▶ PROBLEM TO SOLVE
Restate the full listing precisely as written.

▶ RECORDS PROVIDED
──────

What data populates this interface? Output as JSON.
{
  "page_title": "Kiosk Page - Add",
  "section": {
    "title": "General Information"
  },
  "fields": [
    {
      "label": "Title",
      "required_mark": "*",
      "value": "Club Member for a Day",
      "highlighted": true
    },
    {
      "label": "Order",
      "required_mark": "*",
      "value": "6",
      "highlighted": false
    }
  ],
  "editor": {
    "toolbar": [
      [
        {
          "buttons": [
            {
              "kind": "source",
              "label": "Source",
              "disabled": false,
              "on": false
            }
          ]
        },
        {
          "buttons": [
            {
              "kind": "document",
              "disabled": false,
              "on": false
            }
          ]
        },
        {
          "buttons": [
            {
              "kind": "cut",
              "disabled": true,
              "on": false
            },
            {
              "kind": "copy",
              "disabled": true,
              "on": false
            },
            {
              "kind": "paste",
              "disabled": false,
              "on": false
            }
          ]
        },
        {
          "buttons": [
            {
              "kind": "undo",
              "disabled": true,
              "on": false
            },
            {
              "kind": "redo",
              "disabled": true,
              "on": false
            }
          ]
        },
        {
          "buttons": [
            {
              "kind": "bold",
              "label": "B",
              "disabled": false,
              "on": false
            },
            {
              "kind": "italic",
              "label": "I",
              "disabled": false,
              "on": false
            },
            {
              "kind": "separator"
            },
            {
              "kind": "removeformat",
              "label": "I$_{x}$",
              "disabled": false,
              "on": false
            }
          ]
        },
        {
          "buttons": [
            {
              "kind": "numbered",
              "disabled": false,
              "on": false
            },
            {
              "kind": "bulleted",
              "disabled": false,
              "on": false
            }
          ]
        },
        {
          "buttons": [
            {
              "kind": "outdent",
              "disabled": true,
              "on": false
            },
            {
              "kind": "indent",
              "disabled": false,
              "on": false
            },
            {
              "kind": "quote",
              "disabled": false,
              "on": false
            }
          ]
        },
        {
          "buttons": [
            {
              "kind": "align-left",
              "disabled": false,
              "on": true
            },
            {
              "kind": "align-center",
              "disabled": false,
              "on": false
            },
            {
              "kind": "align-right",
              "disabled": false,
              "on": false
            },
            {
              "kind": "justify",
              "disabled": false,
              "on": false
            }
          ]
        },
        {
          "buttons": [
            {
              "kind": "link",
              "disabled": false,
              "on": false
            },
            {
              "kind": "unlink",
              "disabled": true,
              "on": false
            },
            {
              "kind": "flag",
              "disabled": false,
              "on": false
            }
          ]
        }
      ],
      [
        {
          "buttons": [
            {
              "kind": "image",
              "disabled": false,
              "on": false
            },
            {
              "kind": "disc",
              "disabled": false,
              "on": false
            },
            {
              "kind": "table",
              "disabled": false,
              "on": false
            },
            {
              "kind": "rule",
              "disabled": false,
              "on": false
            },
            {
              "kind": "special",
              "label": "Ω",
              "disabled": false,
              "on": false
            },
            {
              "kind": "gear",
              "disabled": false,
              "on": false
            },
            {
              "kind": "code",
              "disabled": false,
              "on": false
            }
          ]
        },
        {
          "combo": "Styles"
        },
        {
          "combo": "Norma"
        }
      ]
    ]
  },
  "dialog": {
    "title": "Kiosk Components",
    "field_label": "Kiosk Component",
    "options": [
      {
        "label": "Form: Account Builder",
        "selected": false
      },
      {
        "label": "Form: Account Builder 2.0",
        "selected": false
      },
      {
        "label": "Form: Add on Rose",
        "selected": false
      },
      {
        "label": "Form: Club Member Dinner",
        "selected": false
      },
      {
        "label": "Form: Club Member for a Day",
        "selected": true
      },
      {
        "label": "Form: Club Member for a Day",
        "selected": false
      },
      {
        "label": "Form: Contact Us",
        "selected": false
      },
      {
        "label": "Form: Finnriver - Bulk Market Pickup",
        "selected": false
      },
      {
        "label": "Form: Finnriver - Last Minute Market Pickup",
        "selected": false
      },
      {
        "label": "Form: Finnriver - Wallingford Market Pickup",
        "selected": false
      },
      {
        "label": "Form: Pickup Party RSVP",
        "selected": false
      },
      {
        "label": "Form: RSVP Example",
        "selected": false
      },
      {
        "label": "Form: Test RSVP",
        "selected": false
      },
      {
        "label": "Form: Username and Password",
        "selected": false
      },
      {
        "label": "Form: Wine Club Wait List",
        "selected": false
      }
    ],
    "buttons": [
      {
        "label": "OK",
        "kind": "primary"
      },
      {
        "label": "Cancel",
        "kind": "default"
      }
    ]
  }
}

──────

▶ ANSWER TO THE EXERCISE
What data populates this interface? Output as JSON.
{
  "page_title": "Kiosk Page - Add",
  "section": {
    "title": "General Information"
  },
  "fields": [
    {
      "label": "Title",
      "required_mark": "*",
      "value": "Club Member for a Day",
      "highlighted": true
    },
    {
      "label": "Order",
      "required_mark": "*",
      "value": "6",
      "highlighted": false
    }
  ],
  "editor": {
    "toolbar": [
      [
        {
          "buttons": [
            {
              "kind": "source",
              "label": "Source",
              "disabled": false,
              "on": false
            }
          ]
        },
        {
          "buttons": [
            {
              "kind": "document",
              "disabled": false,
              "on": false
            }
          ]
        },
        {
          "buttons": [
            {
              "kind": "cut",
              "disabled": true,
              "on": false
            },
            {
              "kind": "copy",
              "disabled": true,
              "on": false
            },
            {
              "kind": "paste",
              "disabled": false,
              "on": false
            }
          ]
        },
        {
          "buttons": [
            {
              "kind": "undo",
              "disabled": true,
              "on": false
            },
            {
              "kind": "redo",
              "disabled": true,
              "on": false
            }
          ]
        },
        {
          "buttons": [
            {
              "kind": "bold",
              "label": "B",
              "disabled": false,
              "on": false
            },
            {
              "kind": "italic",
              "label": "I",
              "disabled": false,
              "on": false
            },
            {
              "kind": "separator"
            },
            {
              "kind": "removeformat",
              "label": "I$_{x}$",
              "disabled": false,
              "on": false
            }
          ]
        },
        {
          "buttons": [
            {
              "kind": "numbered",
              "disabled": false,
              "on": false
            },
            {
              "kind": "bulleted",
              "disabled": false,
              "on": false
            }
          ]
        },
        {
          "buttons": [
            {
              "kind": "outdent",
              "disabled": true,
              "on": false
            },
            {
              "kind": "indent",
              "disabled": false,
              "on": false
            },
            {
              "kind": "quote",
              "disabled": false,
              "on": false
            }
          ]
        },
        {
          "buttons": [
            {
              "kind": "align-left",
              "disabled": false,
              "on": true
            },
            {
              "kind": "align-center",
              "disabled": false,
              "on": false
            },
            {
              "kind": "align-right",
              "disabled": false,
              "on": false
            },
            {
              "kind": "justify",
              "disabled": false,
              "on": false
            }
          ]
        },
        {
          "buttons": [
            {
              "kind": "link",
              "disabled": false,
              "on": false
            },
            {
              "kind": "unlink",
              "disabled": true,
              "on": false
            },
            {
              "kind": "flag",
              "disabled": false,
              "on": false
            }
          ]
        }
      ],
      [
        {
          "buttons": [
            {
              "kind": "image",
              "disabled": false,
              "on": false
            },
            {
              "kind": "disc",
              "disabled": false,
              "on": false
            },
            {
              "kind": "table",
              "disabled": false,
              "on": false
            },
            {
              "kind": "rule",
              "disabled": false,
              "on": false
            },
            {
              "kind": "special",
              "label": "Ω",
              "disabled": false,
              "on": false
            },
            {
              "kind": "gear",
              "disabled": false,
              "on": false
            },
            {
              "kind": "code",
              "disabled": false,
              "on": false
            }
          ]
        },
        {
          "combo": "Styles"
        },
        {
          "combo": "Norma"
        }
      ]
    ]
  },
  "dialog": {
    "title": "Kiosk Components",
    "field_label": "Kiosk Component",
    "options": [
      {
        "label": "Form: Account Builder",
        "selected": false
      },
      {
        "label": "Form: Account Builder 2.0",
        "selected": false
      },
      {
        "label": "Form: Add on Rose",
        "selected": false
      },
      {
        "label": "Form: Club Member Dinner",
        "selected": false
      },
      {
        "label": "Form: Club Member for a Day",
        "selected": true
      },
      {
        "label": "Form: Club Member for a Day",
        "selected": false
      },
      {
        "label": "Form: Contact Us",
        "selected": false
      },
      {
        "label": "Form: Finnriver - Bulk Market Pickup",
        "selected": false
      },
      {
        "label": "Form: Finnriver - Last Minute Market Pickup",
        "selected": false
      },
      {
        "label": "Form: Finnriver - Wallingford Market Pickup",
        "selected": false
      },
      {
        "label": "Form: Pickup Party RSVP",
        "selected": false
      },
      {
        "label": "Form: RSVP Example",
        "selected": false
      },
      {
        "label": "Form: Test RSVP",
        "selected": false
      },
      {
        "label": "Form: Username and Password",
        "selected": false
      },
      {
        "label": "Form: Wine Club Wait List",
        "selected": false
      }
    ],
    "buttons": [
      {
        "label": "OK",
        "kind": "primary"
      },
      {
        "label": "Cancel",
        "kind": "default"
      }
    ]
  }
}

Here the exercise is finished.